During the time of wagon roads, Dr. J.W. Carhart invented the very first steam-powered carriage-sized automobile suitable to run on them in 1871. This left the state of Wisconsin intrigued to find a practical substitute for the use of horses. It was noted that the vehicle must maintain an average speed of more than 5 mph over a 200-mile long course. On July 16, 1878, the first city-to-city automobile race had begun, starting in Green Bay, Wisconsin and ending in Madison. Two of seven registered vehicles had competed, one from Green Bay, one from Oshkosh. While the vehicle from Green Bay maintained a greater speed, it had broken down before completing the race. The opposing car finished the 200-mile course in 33 hours and 27 minutes, yielding an average speed of six miles per hour.
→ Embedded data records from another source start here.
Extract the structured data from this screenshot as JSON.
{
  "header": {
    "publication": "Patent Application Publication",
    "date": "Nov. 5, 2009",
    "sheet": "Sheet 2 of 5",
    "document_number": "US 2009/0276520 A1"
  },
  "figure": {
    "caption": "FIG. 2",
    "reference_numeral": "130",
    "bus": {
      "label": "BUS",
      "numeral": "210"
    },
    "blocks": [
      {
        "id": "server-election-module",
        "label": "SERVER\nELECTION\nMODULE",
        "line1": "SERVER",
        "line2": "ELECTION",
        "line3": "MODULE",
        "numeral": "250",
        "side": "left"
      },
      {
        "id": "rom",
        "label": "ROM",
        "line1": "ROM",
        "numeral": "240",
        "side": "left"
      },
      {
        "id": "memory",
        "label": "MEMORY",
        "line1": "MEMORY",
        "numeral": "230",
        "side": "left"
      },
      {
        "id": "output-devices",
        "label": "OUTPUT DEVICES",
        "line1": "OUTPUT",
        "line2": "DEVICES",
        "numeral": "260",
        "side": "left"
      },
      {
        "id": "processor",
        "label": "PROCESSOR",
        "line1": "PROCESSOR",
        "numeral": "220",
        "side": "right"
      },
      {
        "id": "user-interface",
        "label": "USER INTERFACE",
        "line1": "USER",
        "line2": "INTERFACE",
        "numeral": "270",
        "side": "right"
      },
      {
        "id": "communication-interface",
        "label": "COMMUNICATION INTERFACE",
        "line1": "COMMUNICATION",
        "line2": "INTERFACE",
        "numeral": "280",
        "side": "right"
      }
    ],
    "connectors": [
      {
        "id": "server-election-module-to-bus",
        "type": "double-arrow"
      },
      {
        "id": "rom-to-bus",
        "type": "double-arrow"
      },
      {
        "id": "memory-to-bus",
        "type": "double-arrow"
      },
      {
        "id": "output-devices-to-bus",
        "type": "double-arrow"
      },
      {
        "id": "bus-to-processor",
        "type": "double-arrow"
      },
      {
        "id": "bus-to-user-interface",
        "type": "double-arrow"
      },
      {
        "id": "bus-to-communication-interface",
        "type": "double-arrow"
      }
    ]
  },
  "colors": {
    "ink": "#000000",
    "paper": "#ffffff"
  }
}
Another thing that I feel a need to bring attention to is the fact that a lot of people tend to think that an electric car is some type of newer, futuristic invention. “Oh my, a car that runs on electricity!” While in reality, the first electric car of the world, the Flocken Elektrowagen, was invented by German inventor Andreas Flocken in 1888. Electric cars were actually largely popular between the late 19th century and early 20th century, with electricity being among the preferred methods for automobile propulsion, providing much greater ease of operation that could not at the time be achieved by gasoline cars available. A short time later, advances were made in internal combustion technology, including the electric starter, pushing these advantages further down the ladder. Gasoline cars were attaining a much greater range, with quicker refueling times. A growing petroleum infrastructure lead to a mass production of gasoline vehicles by companies like the Ford Motor Company, reducing the cost nearly by half in comparison to electric cars, which is still pretty similar to current day price difference. With the constant dropping, dropping, dropping of the use of electric propulsion, the United States had effectively removed it from its markets by the 1930s. In recent years, with all of these concerns over the environmental destruction due to gasoline cars, there has been a rise in the interest of electric vehicles. Though these had been reintroduced in the late-1990s, during that time, this was a miserably failed reappearance. Currently, it seems like they may be here to stay for a little while longer.
So what is to become of these once very much-needed machines? Something that was used on such a constant basis is now becoming nothing more than a mechanical plant pot, and though it spawns a fascinatingly altered scene, can you imagine buying a car simply to shape it into one of these?
Vehicles are lined up as if traffic had stopped, a never-ending rush hour. People have walked away from buses, from trains; things have been forgotten in garages and driveways, fields and factories. I’m always searching, looking for the things that most have forgotten or would not even care to bother with, usually leading me to strange, yet amazing places like these. Mother nature continues to consume our “trash” into a part of itself; shaping it as if it were a sporadically devised sculpture, where the wild world paints itself over these forgotten artifacts of human life. Long after we are gone, what will be left to remember us by? Some scraps, perhaps a cell phone or two?
I have witnessed these flares, in the sky…meteors so large that they could wipe out our entire existence…I have seen the glow of the universe presenting itself, radiating around me, even if for just a short moment…I have observed some wild, wild things…but I am still puzzled when confronted with a scene of such foolish forgetfulness.